California Department of Public Health (CDPH) has linked 15 cases of Salmonella with consumption of cashew cheese products manufactured by The Cultured Kitchen. Three patients have been hospitalized. Salmonella infections can lead to sepsis (blood infection), meningitis (brain infection), arthritis, respiratory failure and death.
In response to this outbreak, The Cultured Kitchen of West Sacramento, California initiated a voluntary recall of all flavors of its cashew cheese products with expiration dates on or before April 19, 2014. The products were sold in natural food stores throughout Northern California and Northern Nevada, and at farmers markets in Sacramento County.
Symptoms of Salmonella infection include fever, severe abdominal cramps and diarrhea, which may be bloody if the bacteria has caused colitis. Anyone with these symptoms should consult their health care provider immediately.
Antibiotic-resistant Salmonella Heidelberg in Foster Farms Chicken has been linked to 416 illnesses in 23 states, and more will probably be confirmed in the next several weeks. Over 130 of these people were hospitalized, and many of them quickly developed life threatening blood infections (referred to as septicemia or sepsis).
“This outbreak is one of the most serious this year because it involves antibiotic-resistant Salmonella strains,” said attorney Fred Pritzker, who helps Salmlonella victims sue food processors, grocery stores, restaurants and others who sell tainted food. “Some of these strains are multidrug resistant.”
The CDC has been testing Salmonella isolates collected from victims of this outbreak. To date, it has found isolates resistant to combinations of the following antibiotics: ampicillin, chloramphenicol, gentamicin, kanamycin, streptomycin, sulfisoxazole, and tetracycline.
Fred, who recently won $45,000,000.00 for clients injured by another product, is investigating this outbreak for victims. You can contact Fred and his Bad Bug Law Team for a free Salmonella case review (click here now) and find out if you can sue for compensation, including medical expenses, lost income (time off of work), physical pain, emotional distress and other damages.

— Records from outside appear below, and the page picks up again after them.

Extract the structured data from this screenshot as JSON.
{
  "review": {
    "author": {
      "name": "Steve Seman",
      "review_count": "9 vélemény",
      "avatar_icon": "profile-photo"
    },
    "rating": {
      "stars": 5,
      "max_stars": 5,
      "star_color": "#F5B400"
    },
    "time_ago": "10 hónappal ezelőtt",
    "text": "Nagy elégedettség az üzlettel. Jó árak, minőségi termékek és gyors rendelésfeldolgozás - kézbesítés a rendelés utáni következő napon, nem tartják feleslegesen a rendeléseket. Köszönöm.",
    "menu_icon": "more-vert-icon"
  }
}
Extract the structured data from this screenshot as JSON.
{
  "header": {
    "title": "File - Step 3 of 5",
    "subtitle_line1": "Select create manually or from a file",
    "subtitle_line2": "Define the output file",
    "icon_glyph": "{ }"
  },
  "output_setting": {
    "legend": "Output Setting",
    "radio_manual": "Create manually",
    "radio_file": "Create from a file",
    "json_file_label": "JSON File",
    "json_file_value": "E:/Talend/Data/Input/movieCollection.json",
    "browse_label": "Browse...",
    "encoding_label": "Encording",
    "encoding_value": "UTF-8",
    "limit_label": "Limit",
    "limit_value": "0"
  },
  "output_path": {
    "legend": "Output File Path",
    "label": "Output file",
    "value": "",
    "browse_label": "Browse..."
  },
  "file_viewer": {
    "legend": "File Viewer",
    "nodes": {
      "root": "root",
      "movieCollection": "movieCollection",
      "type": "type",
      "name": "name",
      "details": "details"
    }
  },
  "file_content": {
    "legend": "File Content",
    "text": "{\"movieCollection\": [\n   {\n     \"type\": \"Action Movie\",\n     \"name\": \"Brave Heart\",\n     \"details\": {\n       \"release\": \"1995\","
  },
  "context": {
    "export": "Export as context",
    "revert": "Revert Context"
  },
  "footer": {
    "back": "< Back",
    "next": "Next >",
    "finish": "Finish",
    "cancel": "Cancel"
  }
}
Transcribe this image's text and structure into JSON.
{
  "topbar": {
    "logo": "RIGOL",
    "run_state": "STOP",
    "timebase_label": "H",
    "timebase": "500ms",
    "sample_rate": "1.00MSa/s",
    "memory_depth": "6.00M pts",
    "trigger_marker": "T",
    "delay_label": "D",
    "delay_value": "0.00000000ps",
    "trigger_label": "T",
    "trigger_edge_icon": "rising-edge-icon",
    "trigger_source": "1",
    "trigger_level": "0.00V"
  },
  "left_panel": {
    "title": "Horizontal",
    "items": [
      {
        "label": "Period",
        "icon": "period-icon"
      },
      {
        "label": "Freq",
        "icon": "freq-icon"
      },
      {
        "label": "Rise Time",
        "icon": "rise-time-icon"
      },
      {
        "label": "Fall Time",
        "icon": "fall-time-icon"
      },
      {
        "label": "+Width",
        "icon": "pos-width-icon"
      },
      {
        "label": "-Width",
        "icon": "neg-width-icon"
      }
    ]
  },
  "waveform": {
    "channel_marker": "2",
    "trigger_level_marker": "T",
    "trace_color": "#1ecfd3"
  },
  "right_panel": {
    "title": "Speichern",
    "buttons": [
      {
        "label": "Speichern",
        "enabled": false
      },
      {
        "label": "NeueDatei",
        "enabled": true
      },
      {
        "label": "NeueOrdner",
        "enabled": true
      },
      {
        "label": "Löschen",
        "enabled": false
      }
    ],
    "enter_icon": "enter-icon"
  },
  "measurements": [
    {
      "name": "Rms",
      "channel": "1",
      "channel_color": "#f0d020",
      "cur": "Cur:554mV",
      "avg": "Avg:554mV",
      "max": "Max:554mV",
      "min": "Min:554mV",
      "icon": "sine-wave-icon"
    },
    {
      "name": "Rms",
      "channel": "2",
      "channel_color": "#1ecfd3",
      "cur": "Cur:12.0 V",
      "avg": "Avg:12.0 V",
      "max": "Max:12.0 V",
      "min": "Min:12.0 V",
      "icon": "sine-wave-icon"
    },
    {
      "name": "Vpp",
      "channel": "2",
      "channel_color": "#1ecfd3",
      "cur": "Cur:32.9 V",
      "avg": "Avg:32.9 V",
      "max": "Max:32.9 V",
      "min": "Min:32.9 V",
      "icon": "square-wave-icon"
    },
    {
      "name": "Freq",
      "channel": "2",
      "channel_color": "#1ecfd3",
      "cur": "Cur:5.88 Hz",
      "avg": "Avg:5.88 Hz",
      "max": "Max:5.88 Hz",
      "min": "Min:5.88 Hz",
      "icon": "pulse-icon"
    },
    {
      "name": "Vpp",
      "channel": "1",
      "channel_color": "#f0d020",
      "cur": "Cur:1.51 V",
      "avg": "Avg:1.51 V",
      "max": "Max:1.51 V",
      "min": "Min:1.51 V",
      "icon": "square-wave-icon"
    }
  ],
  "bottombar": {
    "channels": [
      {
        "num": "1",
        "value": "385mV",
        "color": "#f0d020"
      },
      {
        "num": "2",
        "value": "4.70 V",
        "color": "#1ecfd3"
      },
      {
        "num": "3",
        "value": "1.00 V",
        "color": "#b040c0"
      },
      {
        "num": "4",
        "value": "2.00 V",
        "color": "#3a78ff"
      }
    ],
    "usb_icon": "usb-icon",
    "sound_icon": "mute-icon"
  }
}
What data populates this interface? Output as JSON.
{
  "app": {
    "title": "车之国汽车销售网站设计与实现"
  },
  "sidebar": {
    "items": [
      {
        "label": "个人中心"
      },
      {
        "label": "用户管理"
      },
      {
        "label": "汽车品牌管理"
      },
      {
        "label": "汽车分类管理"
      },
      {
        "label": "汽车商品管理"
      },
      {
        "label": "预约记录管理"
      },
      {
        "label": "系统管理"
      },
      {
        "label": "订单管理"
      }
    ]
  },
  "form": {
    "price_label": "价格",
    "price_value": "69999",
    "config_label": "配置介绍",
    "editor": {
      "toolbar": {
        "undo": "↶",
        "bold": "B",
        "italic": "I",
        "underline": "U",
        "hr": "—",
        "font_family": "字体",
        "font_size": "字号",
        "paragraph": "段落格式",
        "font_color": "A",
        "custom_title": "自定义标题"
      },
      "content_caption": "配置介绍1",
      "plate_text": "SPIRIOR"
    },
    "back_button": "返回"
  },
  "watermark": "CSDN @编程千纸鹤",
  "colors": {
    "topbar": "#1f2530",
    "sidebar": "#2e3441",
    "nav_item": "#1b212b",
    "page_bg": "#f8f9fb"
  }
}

People in 23 states have been sickened: Alaska (1), Arkansas (1), Arizona (18), California (310), Colorado (9), Connecticut (1), Delaware (1), Florida (4), Idaho (4), Illinois (1), Kentucky (1), Louisiana (1), Michigan (3), Missouri (5), North Carolina (1), Nevada (10), New Mexico (2), Oregon (10), Puerto Rico (1), Texas (10), Utah (2), Virginia (3), Washington (16), and Wisconsin (1).
People started getting sick in March and are still getting sick from the Foster Farms chicken.
“Consumers may still have this tainted chicken in their freezers,” said attorney Fred Pritzker. “Salmonella bacteria are only killed with heat. Freezing them may inhibit colonization, but it will not kill them.”
The outbreak involves 7 genetically different strains of Salmonella Heidelberg. Over half of the Salmonella Heidelberg isolates collected from victims of this outbreak are resistant to one or more antibiotics. Of these, 7 were multidrug resistant, according to the CDC.
Chicken tainted with antibiotic-resistant chicken should not sold. To prevent outbreaks like this one, the following should be done:
- Victims of this outbreak should be very, very well compensated for suffering harm from Foster Farms raw chicken (punitive damages should be considered);
- The practice of feeding antibiotics to chickens should end now (a recent USDA guideline suggests this but it is unenforceable);
- Chicken processors should frequently test for Salmonella and for antibiotic resistance in any isolates found;
- When chicken tests positive for antibiotic-resistant Salmonella, it should be recalled immediately (this is not the law at this time); and
- If companies knowingly sell chicken tainted with antibiotic-resistant Salmonella, executives of the company should face criminal charges.